Wilsons Detectives are offering a reward of between $10,000 and $100,000 USD$ for information leading to the conviction of fraudsters. If you have been scammed, please let us have any information you have on the scammer/ fraudster and we will take action and bring them to justice. All information provided will be dealt confidentially.
Victims of scams are often too embarrassed to come forward. However, the more of these incidents that are reported, the better the chance we will have of shutting down the perpetrators, and the more aware others will be of this kind of crime.
Some of the most common internet scams are:
Email scams are a type of online fraud. While it’s true that a fraudulent offer can be contrived with almost any story, there are a few “tried and true” cons that seem to crop up repeatedly over time, such as advanced fee fraud, over payment fraud, and work from home scams, among others. Email is an extremely popular format for many common internet scams for the simple fact that it’s so cheap and easy to execute. You would think that scam artists would have refined their approach by now, but many scam emails are poorly written and fairly easy to spot. Nonetheless, some are more sophisticated and people still lose a lot of money to email scams every year.

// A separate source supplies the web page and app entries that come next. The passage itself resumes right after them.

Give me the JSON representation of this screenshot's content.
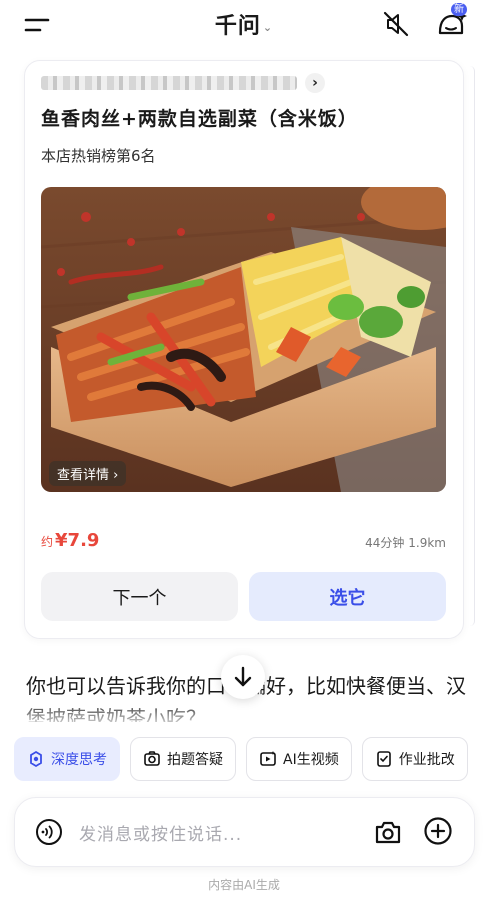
{
  "header": {
    "title": "千问",
    "title_chevron": "⌄",
    "new_badge": "新"
  },
  "card": {
    "store_name_blurred": true,
    "store_chevron": "›",
    "dish_name": "鱼香肉丝+两款自选副菜（含米饭）",
    "rank_text": "本店热销榜第6名",
    "photo_link": "查看详情 ›",
    "price_prefix": "约",
    "price": "¥7.9",
    "delivery_time": "44分钟",
    "distance": "1.9km",
    "next_button": "下一个",
    "pick_button": "选它"
  },
  "message": {
    "text": "你也可以告诉我你的口味偏好，比如快餐便当、汉堡披萨或奶茶小吃？"
  },
  "chips": [
    {
      "label": "深度思考",
      "icon": "deep-think-icon",
      "active": true
    },
    {
      "label": "拍题答疑",
      "icon": "photo-question-icon",
      "active": false
    },
    {
      "label": "AI生视频",
      "icon": "ai-video-icon",
      "active": false
    },
    {
      "label": "作业批改",
      "icon": "homework-icon",
      "active": false
    }
  ],
  "input": {
    "placeholder": "发消息或按住说话..."
  },
  "footer": {
    "disclaimer": "内容由AI生成"
  },
  "colors": {
    "accent": "#3a4ee8",
    "price": "#e8473b",
    "chip_active_bg": "#e8ecfe"
  }
}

Nigerian scam (Nigerian 419 scam)
The Nigerian scam is a variation of the advanced-fee scam but deserves its own spot since it has been so prevalent. Emails typically promise large rewards for helping “government officials” move money to a US financial institution, with upfront fees required. The scam started in Nigeria and violates penal code 419 in the country, so is often referred to as a Nigerian 419 scam.
Charity scams simply play on the emotions of victims to persuade them to hand over donations to fake charities and organizations. Subjects might include puppies in danger or disaster relief efforts. The emails typically include some excuse as to why the matter is urgent and may include links to legitimate-looking websites. Aside from sending money, victims may be handing over their debit card or credit card details to thieves.
Work-at-home job scams
Working from home has so many draws and is a major lifestyle goal for many people. Scam artists capitalize on the dreams of these would-be remote workers by luring them with fantastic yet realistic-sounding work-at-home job opportunities. The catch? They just need to send a wire transfer or money order upfront to pay for some equipment or educational materials before they can get started, but these never arrive, and there is no actual job.
Some scammers spend a fair amount of time creating official-looking emails from reputable service providers (Amazon, Netflix etc.). They tell the target that the account is about to be suspended and that they need to provide information to keep it open. The email might include a link to a phishing site requesting login credentials and billing details to secure the “continuation of service.”
This one is more targeted toward businesses. The scammer identifies the person within a company that has control over funds. They then pose as someone with authority such as the CEO, and request money be transferred to a specified account. With all of the information available on LinkedIn these days, it’s fairly easy for fraudsters to identify who to target and to come up with convincing stories.
This type of phishing requires some preparation because the scammer needs to act convincingly like the executive he or she is purporting to be. The fraudster will then contact someone in the company who has the authority to move money and direct that person to transfer funds to the scammer.
As with most phishing scams, CEO phishing is most effective when there’s a sense of urgency or emotionalism applied to the request. Therefore, many CEO phishers will zero in on new members of the finance department in the hopes that person does not yet know all the safeguards that may be in place to prevent the scam from working.
Extortion scams follow the basic premise that you need to hand over money urgently or face a predefined consequence, whether it be real or fabricated. Extortion schemes can be simple or extraordinarily complex, depending on the imagination of the perpetrator involved.
Ransomware is an extortion scam that involves an attacker encrypting your files with the promise of decrypting them only in return for a fee. Another common extortion scam is sextortion. In this form of extortion, victims are typically lured into sharing intimate photos or videos, often through online dating sites or social media. They may even be prompted to perform explicit acts while being secretly filmed. They are then asked to pay a fee to prevent the photos or videos from being released to their mailing lists colleagues, friends, family etc.
If any form of scam has affected you, please report it to us. If the information leads to the identification and apprehension of the criminal and ensure that the scammer/ fraudster will be brought to justice.